EXERCISE DATA:
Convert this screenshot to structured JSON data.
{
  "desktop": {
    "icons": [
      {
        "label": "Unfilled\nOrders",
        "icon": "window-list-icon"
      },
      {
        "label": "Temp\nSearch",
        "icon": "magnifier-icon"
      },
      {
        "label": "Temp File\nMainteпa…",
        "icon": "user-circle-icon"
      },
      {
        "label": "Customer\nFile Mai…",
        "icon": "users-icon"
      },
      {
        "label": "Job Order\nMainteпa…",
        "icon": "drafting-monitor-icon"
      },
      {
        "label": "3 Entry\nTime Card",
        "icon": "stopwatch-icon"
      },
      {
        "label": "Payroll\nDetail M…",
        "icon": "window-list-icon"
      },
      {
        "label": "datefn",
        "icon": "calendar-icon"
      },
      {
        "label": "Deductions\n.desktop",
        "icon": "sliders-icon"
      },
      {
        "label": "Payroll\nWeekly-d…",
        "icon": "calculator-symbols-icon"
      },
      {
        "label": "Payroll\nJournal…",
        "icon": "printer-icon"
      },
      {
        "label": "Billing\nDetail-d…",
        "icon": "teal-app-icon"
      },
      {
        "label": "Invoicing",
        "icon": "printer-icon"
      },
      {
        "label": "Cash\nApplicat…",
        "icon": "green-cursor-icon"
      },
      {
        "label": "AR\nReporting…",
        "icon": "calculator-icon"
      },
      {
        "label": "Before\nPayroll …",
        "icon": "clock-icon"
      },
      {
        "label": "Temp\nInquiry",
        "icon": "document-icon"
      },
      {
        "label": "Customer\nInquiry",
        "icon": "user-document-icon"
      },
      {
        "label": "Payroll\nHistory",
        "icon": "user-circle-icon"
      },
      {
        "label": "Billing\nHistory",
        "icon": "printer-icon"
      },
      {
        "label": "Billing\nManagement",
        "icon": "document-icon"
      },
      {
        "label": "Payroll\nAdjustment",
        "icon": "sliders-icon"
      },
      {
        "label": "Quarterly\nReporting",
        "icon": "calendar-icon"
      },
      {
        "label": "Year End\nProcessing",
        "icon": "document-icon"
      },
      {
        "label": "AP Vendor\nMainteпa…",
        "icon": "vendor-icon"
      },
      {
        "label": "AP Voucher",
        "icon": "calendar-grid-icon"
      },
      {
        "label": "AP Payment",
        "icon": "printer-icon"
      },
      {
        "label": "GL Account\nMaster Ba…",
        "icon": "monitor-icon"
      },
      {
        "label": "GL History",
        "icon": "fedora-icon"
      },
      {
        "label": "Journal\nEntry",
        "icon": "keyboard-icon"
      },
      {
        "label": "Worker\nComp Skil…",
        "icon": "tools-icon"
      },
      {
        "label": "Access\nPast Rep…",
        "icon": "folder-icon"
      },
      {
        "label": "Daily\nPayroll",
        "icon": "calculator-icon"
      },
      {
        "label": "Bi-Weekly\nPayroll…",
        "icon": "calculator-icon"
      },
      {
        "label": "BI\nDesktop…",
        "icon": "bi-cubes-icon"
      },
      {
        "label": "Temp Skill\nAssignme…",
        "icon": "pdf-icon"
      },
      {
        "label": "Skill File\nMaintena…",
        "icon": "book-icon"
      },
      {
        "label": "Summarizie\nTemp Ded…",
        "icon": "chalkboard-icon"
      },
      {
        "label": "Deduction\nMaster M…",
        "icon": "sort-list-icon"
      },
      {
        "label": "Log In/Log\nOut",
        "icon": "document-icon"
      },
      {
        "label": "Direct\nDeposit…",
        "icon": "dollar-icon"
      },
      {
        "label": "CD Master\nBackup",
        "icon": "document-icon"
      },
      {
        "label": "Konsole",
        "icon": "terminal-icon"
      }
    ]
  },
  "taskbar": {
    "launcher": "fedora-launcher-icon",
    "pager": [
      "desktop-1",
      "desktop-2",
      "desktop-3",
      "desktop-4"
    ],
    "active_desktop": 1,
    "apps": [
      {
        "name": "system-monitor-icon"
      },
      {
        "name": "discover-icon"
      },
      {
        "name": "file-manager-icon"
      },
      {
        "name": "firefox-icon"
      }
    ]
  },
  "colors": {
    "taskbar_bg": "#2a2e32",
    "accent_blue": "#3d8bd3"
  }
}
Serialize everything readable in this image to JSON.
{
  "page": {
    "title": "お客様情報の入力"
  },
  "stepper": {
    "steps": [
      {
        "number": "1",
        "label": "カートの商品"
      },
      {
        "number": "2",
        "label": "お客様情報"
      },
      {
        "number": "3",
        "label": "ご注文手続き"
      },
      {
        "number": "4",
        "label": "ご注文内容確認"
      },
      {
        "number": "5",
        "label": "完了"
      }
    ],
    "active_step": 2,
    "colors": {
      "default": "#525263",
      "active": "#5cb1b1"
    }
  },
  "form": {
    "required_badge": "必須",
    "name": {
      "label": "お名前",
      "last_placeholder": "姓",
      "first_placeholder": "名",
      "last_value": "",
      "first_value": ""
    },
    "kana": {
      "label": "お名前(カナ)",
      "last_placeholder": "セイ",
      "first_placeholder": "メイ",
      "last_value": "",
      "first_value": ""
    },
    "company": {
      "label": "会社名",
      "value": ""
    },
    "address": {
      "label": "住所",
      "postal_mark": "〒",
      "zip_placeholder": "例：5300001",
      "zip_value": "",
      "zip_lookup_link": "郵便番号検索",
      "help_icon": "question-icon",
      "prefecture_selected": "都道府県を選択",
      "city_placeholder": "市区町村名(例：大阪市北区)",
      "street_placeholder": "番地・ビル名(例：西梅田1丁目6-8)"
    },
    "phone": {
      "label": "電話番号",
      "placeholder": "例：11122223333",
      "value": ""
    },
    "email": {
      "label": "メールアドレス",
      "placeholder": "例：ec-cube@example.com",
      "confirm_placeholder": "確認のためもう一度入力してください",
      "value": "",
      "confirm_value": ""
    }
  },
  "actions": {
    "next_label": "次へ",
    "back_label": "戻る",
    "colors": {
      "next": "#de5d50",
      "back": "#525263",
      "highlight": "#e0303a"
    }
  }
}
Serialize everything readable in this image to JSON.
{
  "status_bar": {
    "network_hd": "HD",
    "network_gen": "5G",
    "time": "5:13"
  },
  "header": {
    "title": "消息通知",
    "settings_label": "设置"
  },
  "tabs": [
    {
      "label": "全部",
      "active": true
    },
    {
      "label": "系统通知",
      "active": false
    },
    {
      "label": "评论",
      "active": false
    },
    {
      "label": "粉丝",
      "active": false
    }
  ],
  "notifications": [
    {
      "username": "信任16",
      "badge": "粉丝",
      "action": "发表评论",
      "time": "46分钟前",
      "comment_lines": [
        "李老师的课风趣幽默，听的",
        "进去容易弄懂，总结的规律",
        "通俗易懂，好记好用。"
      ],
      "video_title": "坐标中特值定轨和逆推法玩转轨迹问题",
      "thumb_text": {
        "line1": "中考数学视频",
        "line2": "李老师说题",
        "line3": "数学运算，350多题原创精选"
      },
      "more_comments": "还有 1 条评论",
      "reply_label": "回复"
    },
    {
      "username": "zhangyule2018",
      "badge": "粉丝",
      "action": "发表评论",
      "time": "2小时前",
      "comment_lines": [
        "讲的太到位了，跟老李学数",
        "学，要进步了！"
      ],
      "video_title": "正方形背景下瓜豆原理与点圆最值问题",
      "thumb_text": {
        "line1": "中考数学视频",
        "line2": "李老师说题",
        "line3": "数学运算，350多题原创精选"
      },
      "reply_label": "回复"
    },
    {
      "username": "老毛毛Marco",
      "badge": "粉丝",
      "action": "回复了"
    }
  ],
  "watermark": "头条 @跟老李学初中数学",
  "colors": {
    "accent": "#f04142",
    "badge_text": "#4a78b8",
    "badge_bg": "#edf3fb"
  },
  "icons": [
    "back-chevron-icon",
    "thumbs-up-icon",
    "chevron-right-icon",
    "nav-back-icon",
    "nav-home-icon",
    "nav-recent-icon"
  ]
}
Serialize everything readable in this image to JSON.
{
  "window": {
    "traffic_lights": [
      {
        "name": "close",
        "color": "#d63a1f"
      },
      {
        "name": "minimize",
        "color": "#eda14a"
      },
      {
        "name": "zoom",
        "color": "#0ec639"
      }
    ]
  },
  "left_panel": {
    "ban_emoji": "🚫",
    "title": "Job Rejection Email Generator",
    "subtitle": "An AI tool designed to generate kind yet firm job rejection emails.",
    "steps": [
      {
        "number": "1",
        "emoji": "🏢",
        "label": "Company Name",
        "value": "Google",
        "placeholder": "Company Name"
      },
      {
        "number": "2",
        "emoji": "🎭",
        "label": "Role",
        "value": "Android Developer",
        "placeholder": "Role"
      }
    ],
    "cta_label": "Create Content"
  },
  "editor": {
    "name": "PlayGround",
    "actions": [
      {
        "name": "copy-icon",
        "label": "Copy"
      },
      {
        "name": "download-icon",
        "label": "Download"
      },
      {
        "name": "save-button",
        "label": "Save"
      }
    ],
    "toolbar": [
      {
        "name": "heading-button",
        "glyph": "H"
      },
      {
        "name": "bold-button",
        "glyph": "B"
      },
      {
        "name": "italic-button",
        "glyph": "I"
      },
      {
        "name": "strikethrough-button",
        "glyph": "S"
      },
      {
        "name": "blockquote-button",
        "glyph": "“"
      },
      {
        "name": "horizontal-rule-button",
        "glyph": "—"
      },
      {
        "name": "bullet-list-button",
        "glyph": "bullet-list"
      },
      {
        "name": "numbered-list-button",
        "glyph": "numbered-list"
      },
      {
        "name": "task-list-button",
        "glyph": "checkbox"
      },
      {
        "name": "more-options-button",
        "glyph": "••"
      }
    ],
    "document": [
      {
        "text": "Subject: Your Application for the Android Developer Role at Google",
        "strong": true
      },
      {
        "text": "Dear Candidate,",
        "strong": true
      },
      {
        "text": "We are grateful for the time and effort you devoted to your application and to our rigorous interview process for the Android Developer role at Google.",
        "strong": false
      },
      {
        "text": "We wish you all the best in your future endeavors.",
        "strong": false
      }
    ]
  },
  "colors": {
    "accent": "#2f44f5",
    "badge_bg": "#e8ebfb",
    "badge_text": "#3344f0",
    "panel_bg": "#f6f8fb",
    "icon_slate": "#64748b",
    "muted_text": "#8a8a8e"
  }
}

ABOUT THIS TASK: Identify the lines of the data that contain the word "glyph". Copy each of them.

EXERCISE ANSWER:
        "glyph": "H"
        "glyph": "B"
        "glyph": "I"
        "glyph": "S"
        "glyph": "“"
        "glyph": "—"
        "glyph": "bullet-list"
        "glyph": "numbered-list"
        "glyph": "checkbox"
        "glyph": "••"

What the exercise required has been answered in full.